The MGB-GT up ahead was getting smaller and smaller. The tour was slipping away from us. Damn, where is the Mehari contingent when you need them? And then they were gone. Exactly 10 minutes after the start of the event, we were on our own.
We took the 150 through Ojai and the rain came down harder. Deciding it was time to put the top up, Marty pulled over. We set a new record for installing an MGA top in inclement weather. The task took just 20 minutes and resulted in only one injury: Marty pinched a finger in the amazingly complex three-bow frame of the MG. The top of an MG was only provided so the original car dealer had an answer to the question: “What do I do if it rains?” It was never intended to be installed on the vehicle. When I asked about the side curtains, I was assured that they were stored safely in his garage.
Marty climbed back in and we sped away. The rain picked up and soon he had pulled over again. Balance is one of the signs of great engineering, and the MG windscreen is a fine example of this principle. Precisely the same amount of water was shooting in from the bottom of the windshield as from the top. Half of a roll of duct tape did little to stop the in-car shower, so Marty suggested that we switch cars. Going from the 1974 Pontiac to the 1959 MG is eye-opening. The Pontiac has several modern engineering enhancements such as an electric convertible top, electric window, air conditioning and something called brakes. I discovered the MG’s lack of friction devices at the first stop sign when I drifted halfway through the intersection before rolling to a leisurely stop. The squawking sound coming from the walkie-talkie was Marty’s voice yelling: “DRUM BRAKES! IT HAS DRUM BRAKES!” I believe it has drums, but I still question the theory that there are actually brakes inside of them. We eventually made it to Paso Robles and only had to bail out the MG once or twice.
On day two of the tour, we decided to leave the Grandville behind and both rode in the MGA. The weather was partly cloudy and the sun broke out in mid-afternoon. We drove through Fort Hunter Liggett, one of the most beautiful places in California, and then took the steep descent down Nacimiento-Fergusson Road to Route 1, north of Big Sur. About half way down, something started to smell. My God! There are actually brake shoes in there and they are burning up! We pulled over to let them cool off, and when we were ready to resume the descent, we discovered that the starter wasn’t working. We just coasted down toward the Pacific and popped the clutch. The little MG started right up. This technique would work fine on hills but two old guys with bad backs would not be able to start the car on flat land.

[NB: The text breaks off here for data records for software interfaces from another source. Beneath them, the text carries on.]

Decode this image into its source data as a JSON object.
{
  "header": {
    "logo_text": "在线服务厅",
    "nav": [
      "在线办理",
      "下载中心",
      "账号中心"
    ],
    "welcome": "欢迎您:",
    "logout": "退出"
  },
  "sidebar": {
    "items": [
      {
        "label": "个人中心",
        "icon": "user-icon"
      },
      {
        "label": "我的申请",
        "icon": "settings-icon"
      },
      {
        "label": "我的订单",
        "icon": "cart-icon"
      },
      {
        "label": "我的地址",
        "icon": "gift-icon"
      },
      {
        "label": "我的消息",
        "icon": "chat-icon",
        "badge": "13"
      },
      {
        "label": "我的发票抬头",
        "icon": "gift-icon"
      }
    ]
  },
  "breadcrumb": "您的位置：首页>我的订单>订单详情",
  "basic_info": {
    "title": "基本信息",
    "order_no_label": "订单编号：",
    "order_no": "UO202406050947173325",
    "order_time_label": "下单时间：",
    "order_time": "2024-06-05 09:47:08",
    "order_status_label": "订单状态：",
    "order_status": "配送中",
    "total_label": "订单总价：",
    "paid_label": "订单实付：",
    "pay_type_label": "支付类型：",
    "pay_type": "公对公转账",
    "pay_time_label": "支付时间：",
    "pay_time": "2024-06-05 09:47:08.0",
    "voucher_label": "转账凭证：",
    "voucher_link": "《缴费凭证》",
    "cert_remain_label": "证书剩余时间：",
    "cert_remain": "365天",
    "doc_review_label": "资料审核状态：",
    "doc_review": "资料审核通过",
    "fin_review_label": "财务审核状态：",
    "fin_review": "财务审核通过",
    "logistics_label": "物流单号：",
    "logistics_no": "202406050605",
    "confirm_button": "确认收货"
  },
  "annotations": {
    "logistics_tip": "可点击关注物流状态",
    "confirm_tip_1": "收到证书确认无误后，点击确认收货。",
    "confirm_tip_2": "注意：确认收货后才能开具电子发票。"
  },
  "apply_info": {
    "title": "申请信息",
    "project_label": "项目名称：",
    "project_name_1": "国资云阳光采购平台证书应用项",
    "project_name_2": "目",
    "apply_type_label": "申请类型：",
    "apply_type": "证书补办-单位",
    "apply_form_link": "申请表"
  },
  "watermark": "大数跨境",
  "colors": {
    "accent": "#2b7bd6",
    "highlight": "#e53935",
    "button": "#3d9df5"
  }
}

We enjoyed the “all hands dinner” at McLintocks Saloon in Paso Robles. Our group was sitting at one table. I remember when the old NFIBMT crowd filled the entire restaurant. The organizers of the Bottom Buster Motor Tour announced the dates for next year. When I offered to spread the word, they were not interested in my help. They were afraid that too many people might want to participate. This is not unlike my situation: I don’t get my nose fixed because I am afraid too many women might throw themselves at me.
We spent day three driving home and trying to keep the MG running as much as possible. The starter issue turned out to be intermittent, and we never got into a situation where we had to bribe a homeless fellow to push start the car for us.
I hope they continue holding the Bottom Buster Motor Tour. Maybe 117 cars are too many, but six cars are definitely too few. I don’t know if I’ll join them next year. I miss the days when owners of cars from every country and almost every decade responded to “No Frills” Ed’s invitation, and showed up at the Rose Bowl at 7 AM to drive 1000 miles of back roads of California in three days. I miss the Olds Vista Cruiser, too.